If you do a search for “SaaS churn reasons” you will see some great articles and pick up some useful advice about combating churn. Many articles will point to “lack of value” as the root of most churn. And they are right. In most cases if a customer doesn’t receive value, they will not continue to use a product. That’s not unique to SaaS, that’s just common sense.
When diagnosing and fixing churn issues you have to dig deep into the value you are delivering, how you are delivering it, how self-evident it is and what type of impact you are making on your customer’s lives or businesses.
But that effort isn’t a magic wand. And it’s not always the fastest path to improving your retention.
When working to improve customer retention, in addition to evaluating the overall value a product is delivering, I think it’s also important to take churn reasons at face value. I worry that industry advice is to dig into “customers getting value”, because it skips over the very obvious. Look at the reasons customers say they are churning and do something about it.
Often, when a SaaS executive shows me their churn numbers and I ask what they are doing to address the top reasons, the answer is surprising.
Surprising, because while the answer includes many worthwhile initiatives, they aren’t designed to attack the top churn reasons head on with urgency. And churn has to be solved with urgency.
Yes, customer churn can and should be solved with systemic, strategic changes. But customer churn also needs to be addressed tactically, urgently and practically, not just systemically. Otherwise, too many days (then months, then years) slip by as revenue walks out the door.
Here are a few examples of what I mean.
Customer churn reason: “Not enough time”
If you are surveying your customers when they cancel, it’s likely that a lot of them give lack of time as the reason. Customers sign up with the best of intentions, and then real life & real work get in the way, onboarding gets delayed, your product keeps moving down the list of priorities, and your customer realizes they simply don’t have enough time to use your product.
What to do: Get creative. Build a “quick start” with pre-configured options. Provide professional services and use your product on behalf of the customer, so they can still achieve the desired outcomes they want. Create shorter, smaller versions that require less time investment. No matter your product, I am pretty sure there are time-saving things you can incorporate.
Customer churn reason: “Didn’t use it”
I threw this in as is a trick reason. When you ask customers why they aren’t renewing, don’t have this be choice. You should already know they didn’t use it, and you should have been helping them to adopt from day one.
What to do: Don’t make your customers tell you they didn’t use the product—automatically surface engagement issues to your customer success team and create standard initiatives designed to get customers to adopt.
Customer churn reason: “Didn’t meet expectations”
Well, I hope you knew this before they churned, and tried to manage expectations as best you could.

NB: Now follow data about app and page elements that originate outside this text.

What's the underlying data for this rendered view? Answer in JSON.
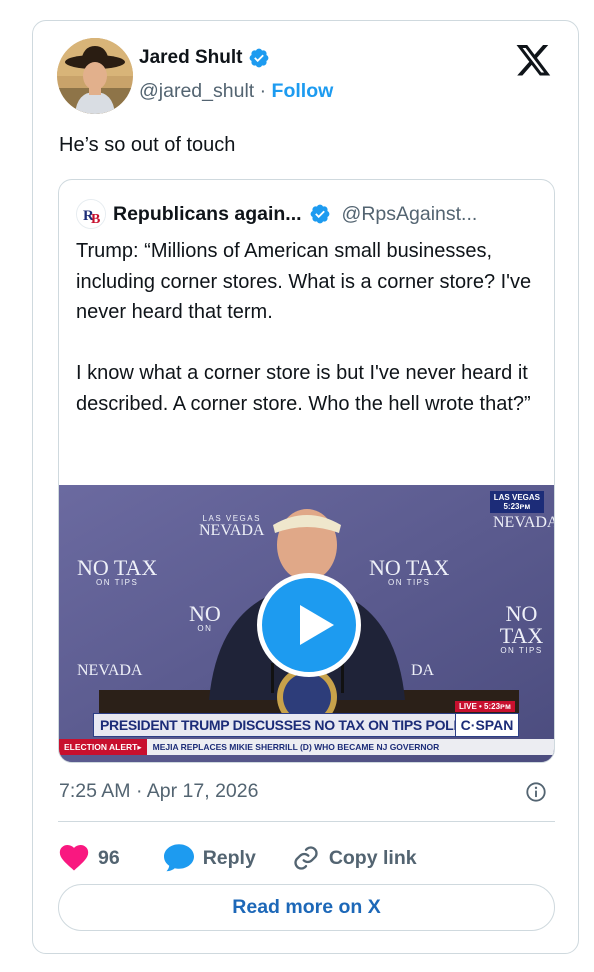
{
  "author": {
    "name": "Jared Shult",
    "handle": "@jared_shult",
    "separator": "·",
    "follow_label": "Follow"
  },
  "tweet": {
    "text": "He’s so out of touch",
    "timestamp": "7:25 AM · Apr 17, 2026"
  },
  "quoted": {
    "name": "Republicans again...",
    "handle": "@RpsAgainst...",
    "avatar_text": "RB",
    "text": "Trump: “Millions of American small businesses, including corner stores. What is a corner store? I've never heard that term.\n\nI know what a corner store is but I've never heard it described. A corner store. Who the hell wrote that?”",
    "video": {
      "location_tag_line1": "LAS VEGAS",
      "location_tag_line2": "5:23ᴘᴍ",
      "live_tag": "LIVE • 5:23ᴘᴍ",
      "banner": "PRESIDENT TRUMP DISCUSSES NO TAX ON TIPS POLICY",
      "network": "C·SPAN",
      "alert_label": "ELECTION ALERT▸",
      "ticker": "MEJIA REPLACES MIKIE SHERRILL (D) WHO BECAME NJ GOVERNOR",
      "sign_main": "NO TAX",
      "sign_sub": "ON TIPS",
      "sign_state": "NEVADA",
      "sign_state_top": "LAS VEGAS",
      "sign_partial": "NO",
      "sign_partial_sub": "ON",
      "sign_state_partial": "DA"
    }
  },
  "actions": {
    "likes": "96",
    "reply_label": "Reply",
    "copy_label": "Copy link"
  },
  "read_more_label": "Read more on X",
  "colors": {
    "accent": "#1d9bf0",
    "like": "#f91880",
    "text": "#0f1419",
    "muted": "#536471",
    "border": "#cfd9de"
  },
  "icons": [
    "verified-badge-icon",
    "x-logo-icon",
    "play-icon",
    "info-icon",
    "heart-icon",
    "reply-bubble-icon",
    "link-icon"
  ]
}
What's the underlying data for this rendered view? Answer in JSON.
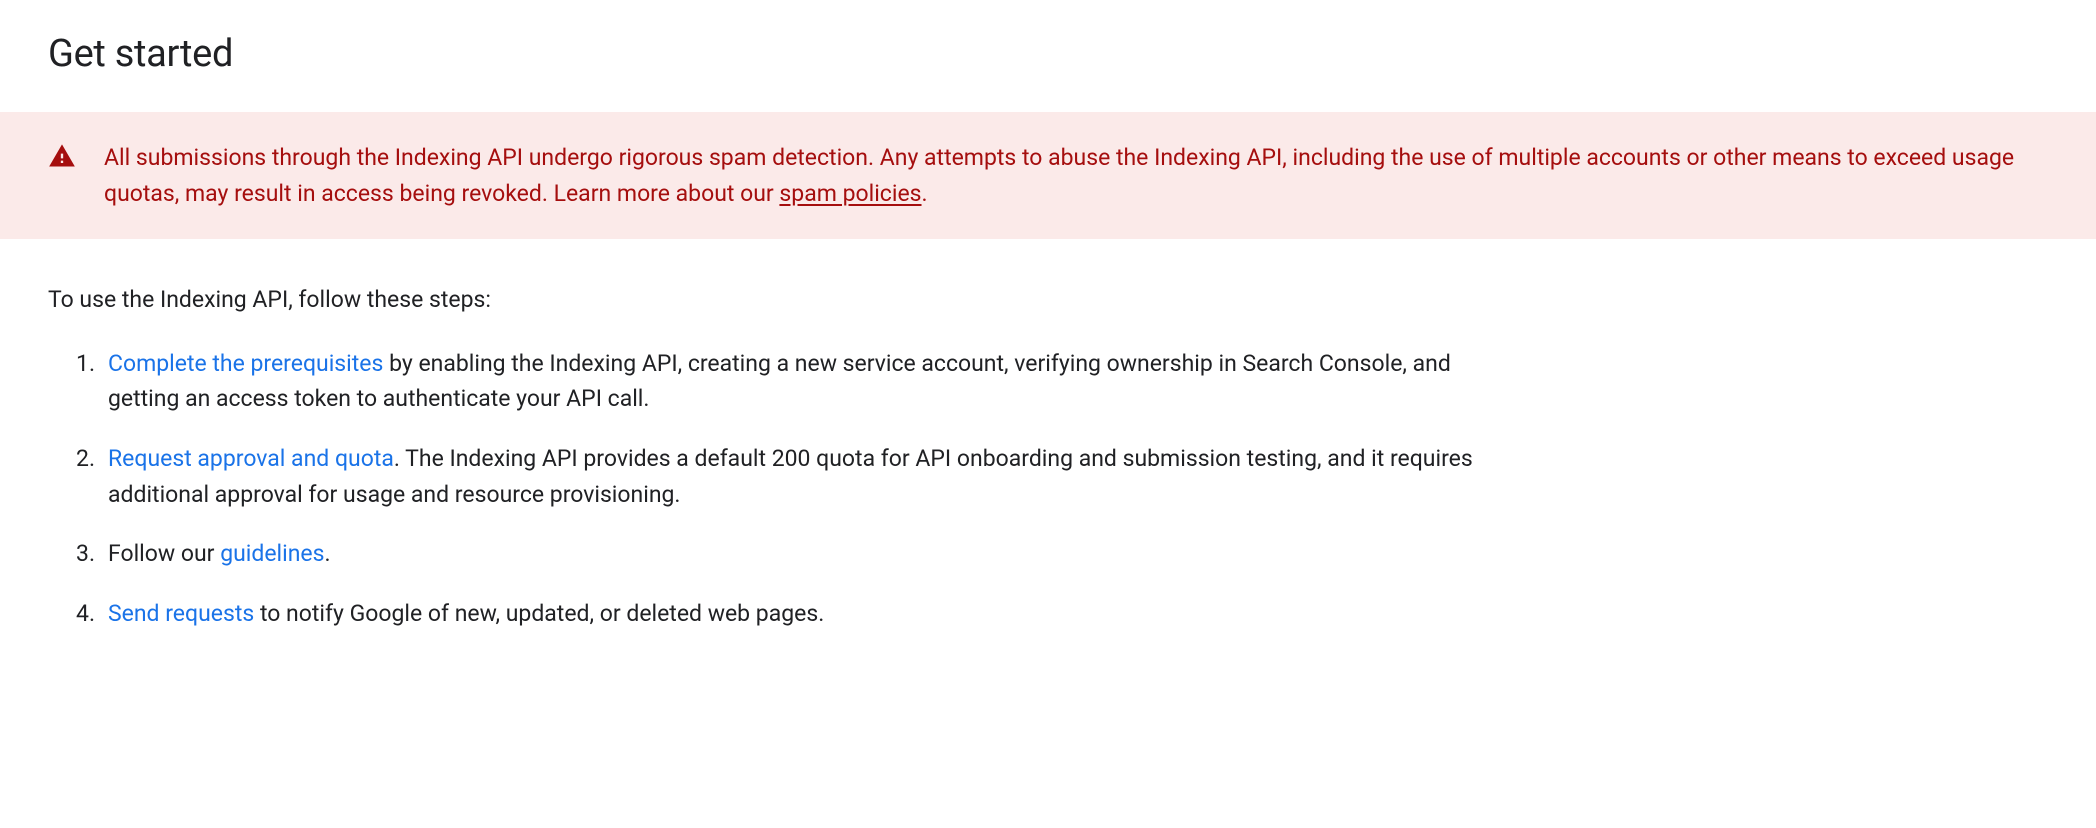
{
  "heading": "Get started",
  "warning": {
    "text_before_link": "All submissions through the Indexing API undergo rigorous spam detection. Any attempts to abuse the Indexing API, including the use of multiple accounts or other means to exceed usage quotas, may result in access being revoked. Learn more about our ",
    "link_text": "spam policies",
    "text_after_link": "."
  },
  "intro": "To use the Indexing API, follow these steps:",
  "steps": [
    {
      "link": "Complete the prerequisites",
      "after": " by enabling the Indexing API, creating a new service account, verifying ownership in Search Console, and getting an access token to authenticate your API call."
    },
    {
      "link": "Request approval and quota",
      "after": ". The Indexing API provides a default 200 quota for API onboarding and submission testing, and it requires additional approval for usage and resource provisioning."
    },
    {
      "before": "Follow our ",
      "link": "guidelines",
      "after": "."
    },
    {
      "link": "Send requests",
      "after": " to notify Google of new, updated, or deleted web pages."
    }
  ]
}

If you have customers churning because your product didn’t meet their expectations, take a look at who you are selling to, and the promises your sales and marketing teams are making.
What to do: Be rigorous in selling to your ideal customer profile, and in setting the appropriate expectations. Train your sales team how to side-step bad deals and maximize the good ones. Constantly reinforce your ideal customer profile to your entire company so everyone is on the same page. And teach your sales team to be honest with their prospects.
Customer churn reason: “Lost budget”
This is a hard one, because it feels like it is out of your control. “They lost budget, what could we have done?” seems to be the common refrain. Well, you could have done a lot. This one does go back to value delivered, and a whole list of other things too. If you sold to the right customer and they were using your product correctly supported by good strategy, with an active SaaS strategy, then your product should have been delivering real. apparent value to them.
What to do: Have business conversations early and often with your prospects and customers. Understand exactly what outcomes need to be achieved, what the ROI levers are, and how success will impact the customer’s business or lives. Reinforce these constantly through QBRs, marketing communications and great customer success. Also, see “lost stakeholder”…because that’s part of this one too.
Customer churn reason: “Lost stakeholder”
This reason is often put in the “uncontrollable churn” category, meaning, it was out of your control. I call BS. If your subscription retention is based on a single stakeholder you aren’t doing enough to put broader tentacles into your customer accounts.
What to do: Start an account development (customer sales) function asap and work on expanding your footprint. You shouldn’t lose a subscription customer just because you lost a stakeholder.
Customer churn reason: “Product is hard to use”
One of the most difficult things to fix can be the fundamental user experience of your product, but that doesn’t mean you need to bury your head in the sand during a 12-month redesign and watch your customer churn.
What to do: Install in-product chat, use a guided ‘walk-me’ onboarding experience, provide personalized and on-demand training, and generally just heavy-up on the customer TLC to get you through this period. You can improve customer retention even if your product is hard to use.
Don’t let your customer retention strategy get in the way of your customer retention tactics.
If you are spending all of your time planning, and undertaking massive initiatives to combat churn, you may be missing the low hanging fruit by just quickly solving for the actual reasons your customers say they are leaving.